A group of Israeli researchers have been exploring the use of CBD to reduce problem behaviors in children on the autism spectrum. A feasibility study involving 60 children found substantial improvement in behavioral outbreaks, anxiety and communication problems, as well as stress levels reported by parents.
CBD is still pretty new, so there’s very little research about its safety or how well it works, especially for children. So far, there’s only one marijuana-derived medication that has been approved by the Food and Drug Administration. It’s called Epidiolex, and it’s used to treat a rare form of epilepsy in patients who are at least two years old.
Last year the World Health Organization, acknowledging the explosion in “unsanctioned” medical uses of CBD, reviewed the evidence for its safety and effectiveness. The WHO report concluded that “CBD is generally well tolerated with a good safety profile.” Any adverse effects could be a result of interactions between CBD and a patient’s existing medications, the WHO noted.
Though CBD — full name cannabidiol — is extracted from marijuana or hemp, it doesn’t contain THC, the chemical in marijuana that has psychoactive effects, so it doesn’t make you feel high.
CBD and autism
In the US, research has been given a boost by changing guidelines and laws. In 2015 the DEA eased some of the regulatory requirements that have made CBD, as a Schedule 1 substance, difficult to study. “Because CBD contains less than 1 percent THC and has shown some potential medicinal value, there is great interest in studying it for medical applications,” the DEA said in announcing the change.
“The biggest problem is there’s a lot that we still need to know, especially in kids,” says Paul Mitrani, MD, a clinical psychiatrist at the Child Mind Institute. “In regards to treating mental health disorders in children and adolescents, there’s a lack of evidence to support its use.”
Because CBD is so new, there also aren’t a lot of rules about what can and cannot be included in CBD products. So, there’s a huge variety in the quality of products. You may even find different amounts of CBD in different packages of the same product.
What do we know about CBD?
Dr. Mitrani, who is a pediatrician and child and adolescent psychiatrist, says it’s an area worthy of investigation but recommends that parents wait until further research is done before giving a child CBD.
These days, you can find CBD everywhere. Some people believe that it can treat everything from chronic pain and cancer to anxiety and ADHD. But is it safe for kids?
Overall change in ASD comorbidity symptoms.
Six children were excluded because they were treated for less than a month. None of them has discontinued treatment nor had adverse effects. A total of 266 interviews were performed (median 5 interviews per patient).
Children with ASD commonly have comorbid symptoms such as aggression, hyperactivity and anxiety. There is an increase in the use of cannabidiol in children with ASD. Based on parents’ reports, our findings suggest that cannabidiol may be effective in improving ASD comorbid symptoms; However, CBD efficacy and safety should be further evaluated in children with ASD in large-scale clinical trials.

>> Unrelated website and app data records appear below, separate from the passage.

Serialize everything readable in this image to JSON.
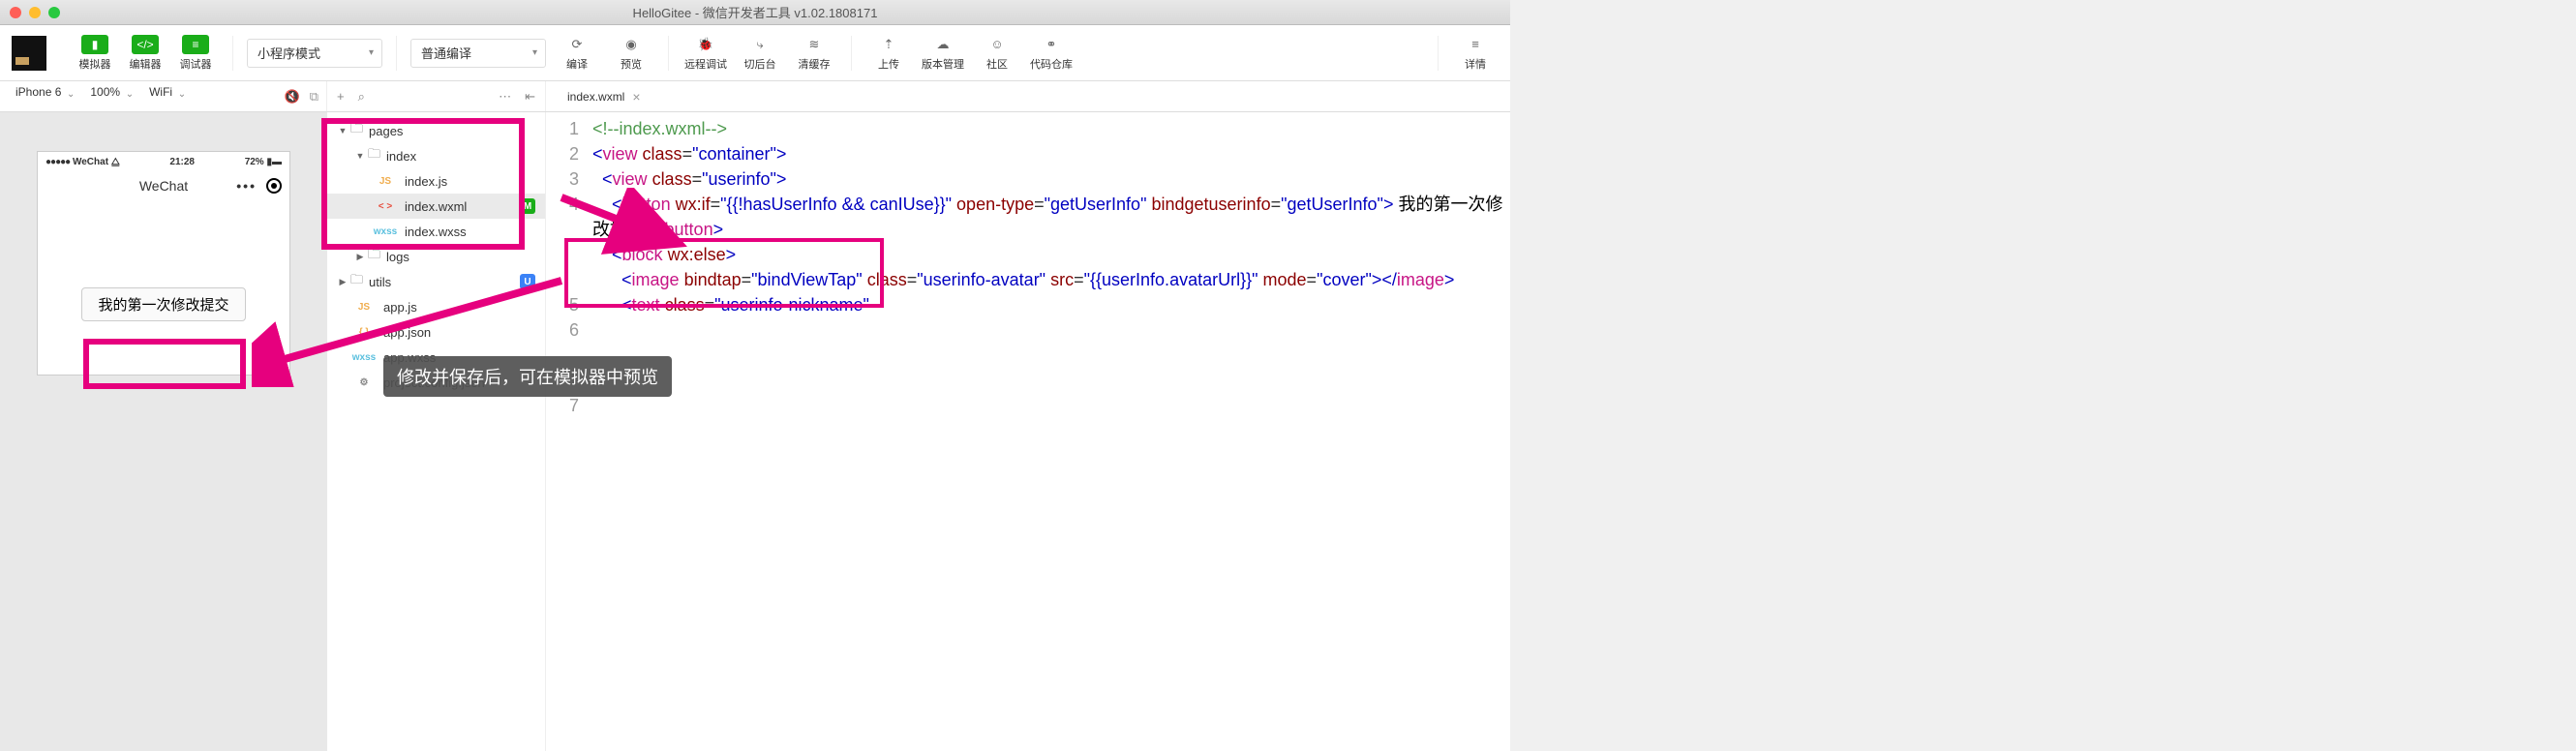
{
  "window": {
    "title": "HelloGitee - 微信开发者工具 v1.02.1808171"
  },
  "toolbar": {
    "simulator": "模拟器",
    "editor": "编辑器",
    "debugger": "调试器",
    "mode_select": "小程序模式",
    "compile_select": "普通编译",
    "compile": "编译",
    "preview": "预览",
    "remote_debug": "远程调试",
    "switch_bg": "切后台",
    "clear_cache": "清缓存",
    "upload": "上传",
    "version_mgmt": "版本管理",
    "community": "社区",
    "code_repo": "代码仓库",
    "details": "详情"
  },
  "subbar": {
    "device": "iPhone 6",
    "zoom": "100%",
    "network": "WiFi"
  },
  "sim": {
    "carrier": "WeChat",
    "signal": "●●●●●",
    "time": "21:28",
    "battery": "72%",
    "nav_title": "WeChat",
    "button_text": "我的第一次修改提交"
  },
  "tree": {
    "pages": "pages",
    "index_folder": "index",
    "index_js": "index.js",
    "index_wxml": "index.wxml",
    "index_wxss": "index.wxss",
    "logs": "logs",
    "utils": "utils",
    "app_js": "app.js",
    "app_json": "app.json",
    "app_wxss": "app.wxss",
    "project_config": "project.config.json"
  },
  "editor_tab": {
    "name": "index.wxml"
  },
  "code": {
    "l1_comment": "<!--index.wxml-->",
    "view": "view",
    "class": "class",
    "container": "\"container\"",
    "userinfo": "\"userinfo\"",
    "button": "button",
    "wxif": "wx:if",
    "wxif_val": "\"{{!hasUserInfo && canIUse}}\"",
    "open_type": "open-type",
    "open_type_val": "\"getUserInfo\"",
    "bindgetuserinfo": "bindgetuserinfo",
    "bindgetuserinfo_val": "\"getUserInfo\"",
    "button_text": " 我的第一次修改提交 ",
    "block": "block",
    "wxelse": "wx:else",
    "image": "image",
    "bindtap": "bindtap",
    "bindtap_val": "\"bindViewTap\"",
    "avatar_class": "\"userinfo-avatar\"",
    "src": "src",
    "src_val": "\"{{userInfo.avatarUrl}}\"",
    "mode": "mode",
    "mode_val": "\"cover\"",
    "text": "text",
    "nickname_class": "\"userinfo-nickname\""
  },
  "tooltip": {
    "text": "修改并保存后，可在模拟器中预览"
  }
}
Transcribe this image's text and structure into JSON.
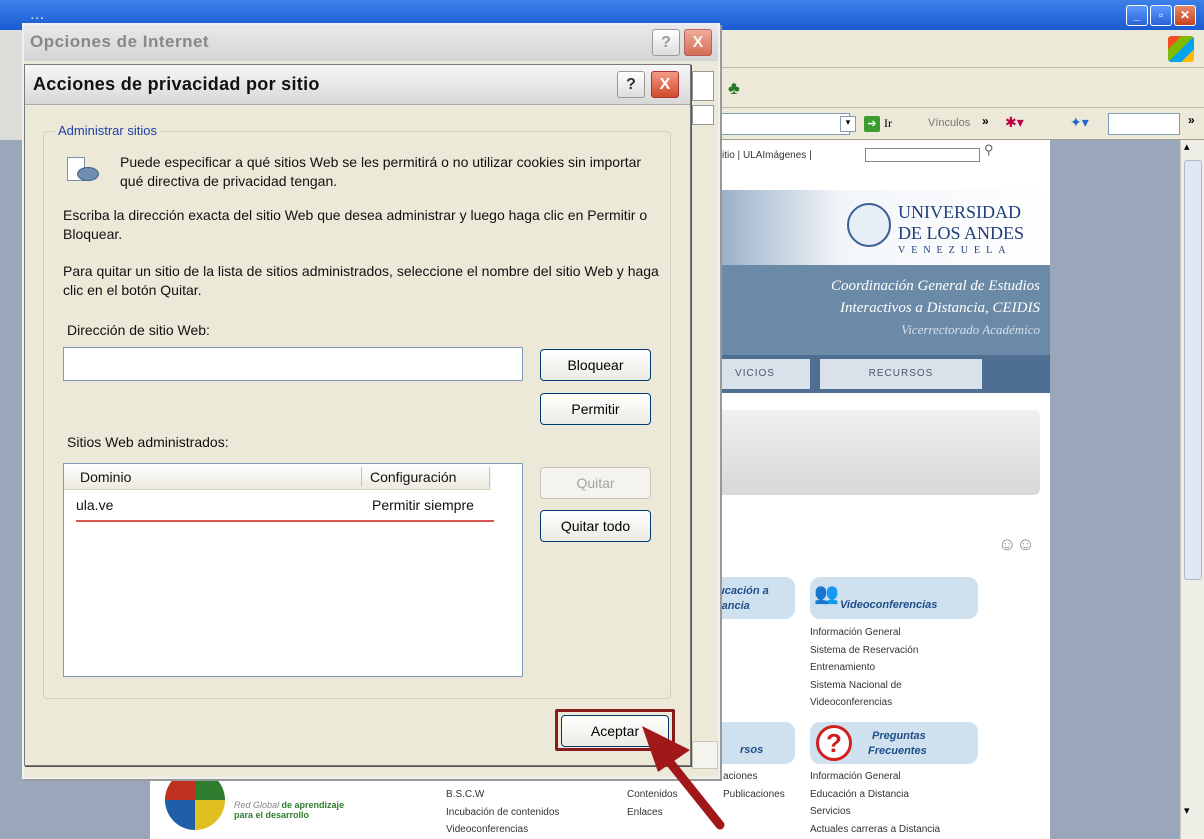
{
  "browser": {
    "title": "...",
    "address_go": "Ir",
    "links_label": "Vínculos",
    "site_toplinks": "l sitio | ULAImágenes |",
    "university_name_line1": "UNIVERSIDAD",
    "university_name_line2": "DE LOS ANDES",
    "university_name_line3": "VENEZUELA",
    "coordination_line1": "Coordinación General de Estudios",
    "coordination_line2": "Interactivos a Distancia, CEIDIS",
    "vicerrectorado": "Vicerrectorado Académico",
    "tab_services": "VICIOS",
    "tab_resources": "RECURSOS",
    "pill_education_line1": "ucación a",
    "pill_education_line2": "tancia",
    "pill_video": "Videoconferencias",
    "video_links": [
      "Información General",
      "Sistema de Reservación",
      "Entrenamiento",
      "Sistema Nacional de",
      "Videoconferencias"
    ],
    "pill_rsos": "rsos",
    "pill_faq_line1": "Preguntas",
    "pill_faq_line2": "Frecuentes",
    "faq_links": [
      "Información General",
      "Educación a Distancia",
      "Servicios",
      "Actuales carreras a Distancia"
    ],
    "bottom_col1": [
      "B.S.C.W",
      "Incubación de contenidos",
      "Videoconferencias"
    ],
    "bottom_col2": [
      "Contenidos",
      "Enlaces"
    ],
    "bottom_col3": [
      "aciones",
      "Publicaciones"
    ],
    "red_global_line1": "Red Global",
    "red_global_line1b": "de aprendizaje",
    "red_global_line2": "para el desarrollo"
  },
  "outer_dialog": {
    "title": "Opciones de Internet",
    "help": "?",
    "close": "X"
  },
  "privacy_dialog": {
    "title": "Acciones de privacidad por sitio",
    "help": "?",
    "close": "X",
    "group_label": "Administrar sitios",
    "intro": "Puede especificar a qué sitios Web se les permitirá o no utilizar cookies sin importar qué directiva de privacidad tengan.",
    "instructions1": "Escriba la dirección exacta del sitio Web que desea administrar y luego haga clic en Permitir o Bloquear.",
    "instructions2": "Para quitar un sitio de la lista de sitios administrados, seleccione el nombre del sitio Web y haga clic en el botón Quitar.",
    "address_label": "Dirección de sitio Web:",
    "address_value": "",
    "block_button": "Bloquear",
    "allow_button": "Permitir",
    "managed_label": "Sitios Web administrados:",
    "columns": [
      "Dominio",
      "Configuración"
    ],
    "rows": [
      {
        "domain": "ula.ve",
        "setting": "Permitir siempre"
      }
    ],
    "remove_button": "Quitar",
    "remove_all_button": "Quitar todo",
    "accept_button": "Aceptar"
  },
  "colors": {
    "accent_highlight": "#8a1a1a",
    "arrow": "#a01818",
    "underline": "#d9534f"
  }
}
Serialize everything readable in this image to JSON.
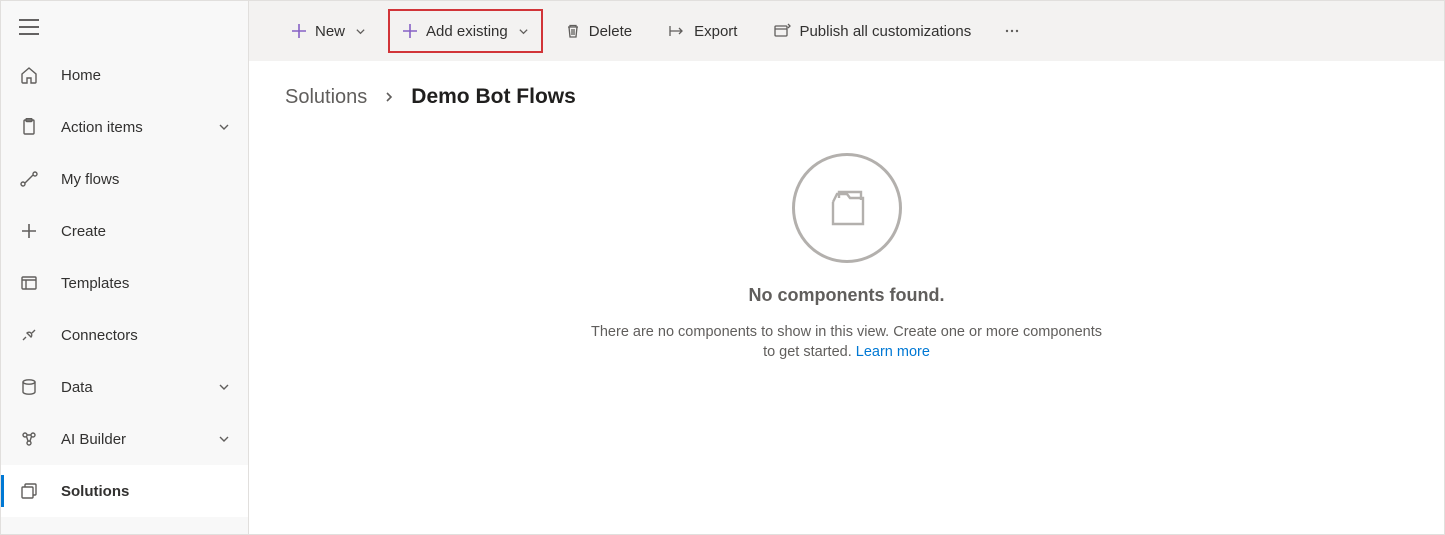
{
  "sidebar": {
    "items": [
      {
        "label": "Home"
      },
      {
        "label": "Action items"
      },
      {
        "label": "My flows"
      },
      {
        "label": "Create"
      },
      {
        "label": "Templates"
      },
      {
        "label": "Connectors"
      },
      {
        "label": "Data"
      },
      {
        "label": "AI Builder"
      },
      {
        "label": "Solutions"
      }
    ]
  },
  "commands": {
    "new": "New",
    "add_existing": "Add existing",
    "delete": "Delete",
    "export": "Export",
    "publish": "Publish all customizations"
  },
  "breadcrumb": {
    "parent": "Solutions",
    "current": "Demo Bot Flows"
  },
  "empty": {
    "title": "No components found.",
    "desc": "There are no components to show in this view. Create one or more components to get started. ",
    "learn_more": "Learn more"
  }
}
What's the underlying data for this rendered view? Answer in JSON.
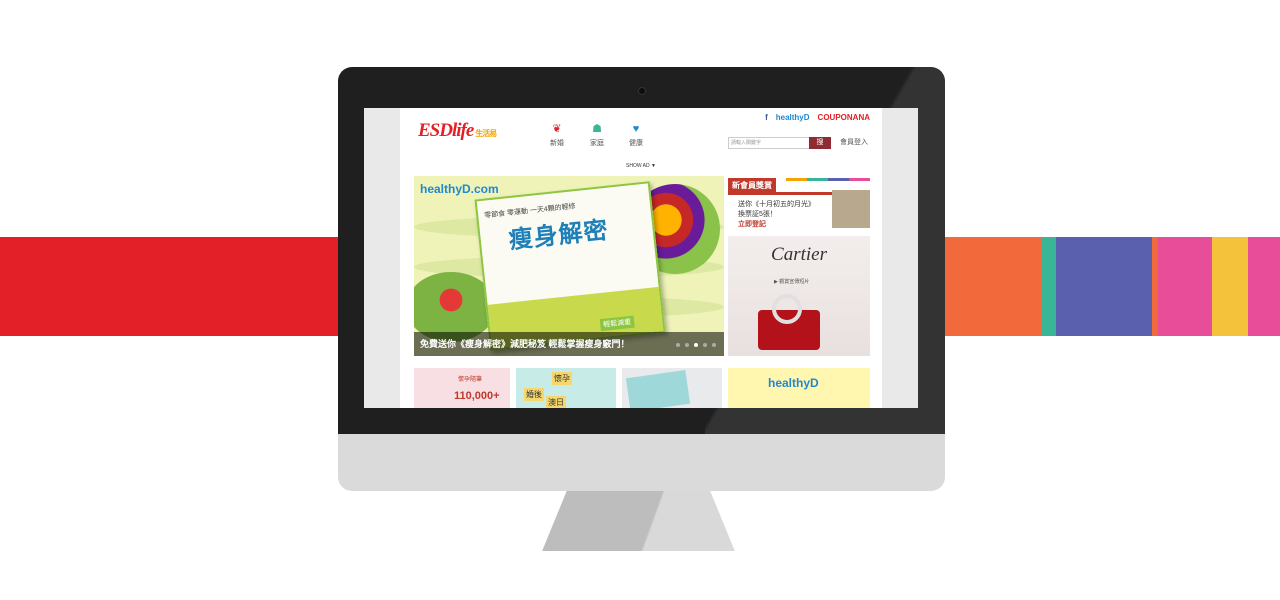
{
  "colors": {
    "band_left": "#e32027",
    "band_right": [
      "#f26a3c",
      "#3bb597",
      "#5a5fae",
      "#f26a3c",
      "#e84d9a",
      "#f5c33b",
      "#e84d9a"
    ],
    "brand_red": "#e32027",
    "healthy_blue": "#1e88d2"
  },
  "site": {
    "logo": "ESDlife",
    "logo_sub": "生活易",
    "nav": [
      {
        "label": "新婚",
        "icon": "heart-rings-icon"
      },
      {
        "label": "家庭",
        "icon": "family-icon"
      },
      {
        "label": "健康",
        "icon": "health-heart-icon"
      }
    ],
    "top_links": [
      "f",
      "healthyD",
      "COUPONANA"
    ],
    "search": {
      "placeholder": "請輸入關鍵字",
      "button": "搜"
    },
    "login": "會員登入",
    "show_ad": "SHOW AD ▼",
    "hero": {
      "logo": "healthyD.com",
      "book_top": "零節食 零運動 一天4顆的輕修",
      "book_title": "瘦身解密",
      "book_cta": "輕鬆減重",
      "caption": "免費送你《瘦身解密》減肥秘笈 輕鬆掌握瘦身竅門！"
    },
    "sidebar": {
      "member_title": "新會員獎賞",
      "promo_line1": "送你《十月初五的月光》",
      "promo_line2": "換票証5張！",
      "promo_cta": "立即登記",
      "cartier_logo": "Cartier",
      "cartier_sub": "▶ 觀賞宣傳短片"
    },
    "tiles": {
      "t1_small": "懷孕隨筆",
      "t1_big": "110,000+",
      "t2_a": "懷孕",
      "t2_b": "婚後",
      "t2_c": "澳日",
      "t4_logo": "healthyD"
    }
  }
}
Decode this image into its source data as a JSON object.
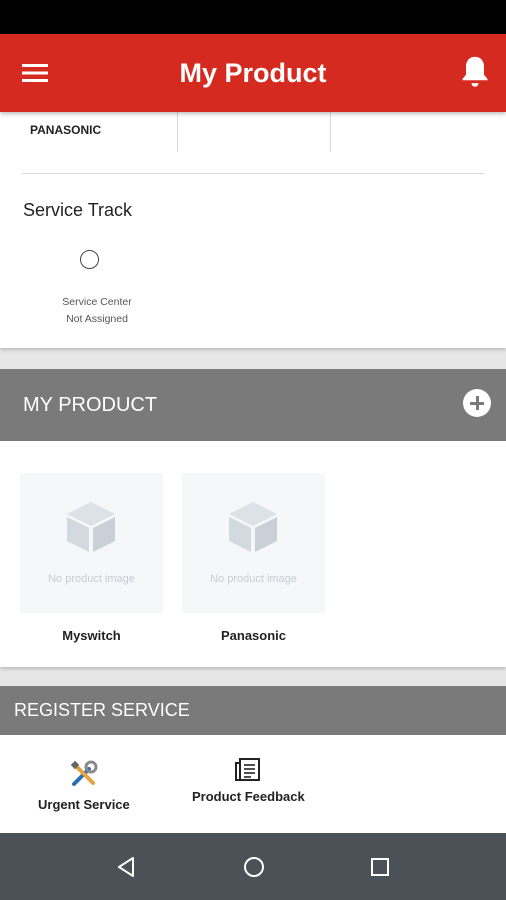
{
  "app_bar": {
    "title": "My Product",
    "menu_icon": "hamburger-menu-icon",
    "bell_icon": "notification-bell-icon",
    "color": "#d42a20"
  },
  "product_info": {
    "brand": "PANASONIC"
  },
  "service_track": {
    "title": "Service Track",
    "status_line1": "Service Center",
    "status_line2": "Not Assigned"
  },
  "my_product_section": {
    "title": "MY PRODUCT",
    "add_icon": "add-circle-icon",
    "products": [
      {
        "name": "Myswitch",
        "placeholder": "No product image"
      },
      {
        "name": "Panasonic",
        "placeholder": "No product image"
      }
    ]
  },
  "register_section": {
    "title": "REGISTER SERVICE",
    "items": [
      {
        "label": "Urgent Service",
        "icon": "tools-icon"
      },
      {
        "label": "Product Feedback",
        "icon": "feedback-document-icon"
      }
    ]
  },
  "colors": {
    "section_header": "#7a7a7a",
    "nav_bar": "#4a5257"
  }
}
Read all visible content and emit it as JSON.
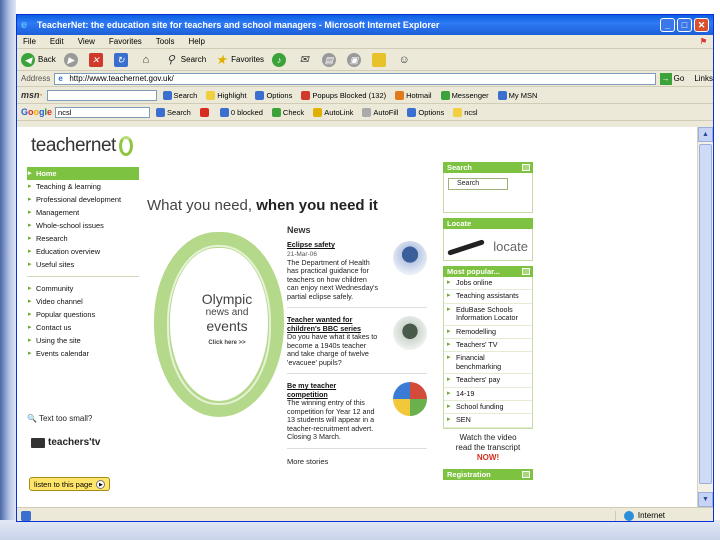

Conclusion: Parents’ reports suggest that cannabidiol may improve ASD comorbidity symptoms; however, the long-term effects should be evaluated in large scale studies.
Fifty- three patients were included in the study, 45 males (85%) and 8 females (15%). The median age was 11 (range: 4–22) years (Table (Table1). 1 ). Median duration of follow-up was 66 (range: 30–588) days. THC median interquartile range (IQR) daily dose was 7 (4–11) mg and CBD median (IQR) daily dose was 90 (45–143) mg.
Reports on 38 children with hyperactivity symptoms were recorded. Of them, 68.4% had improvement of symptoms, 28.9% had no change and worsening of symptoms was reported in 2.6%. The improvement was not statistically different from that of the conventional treatment published in the literature (p = 0.125).
Patients characteristics and baseline symptoms.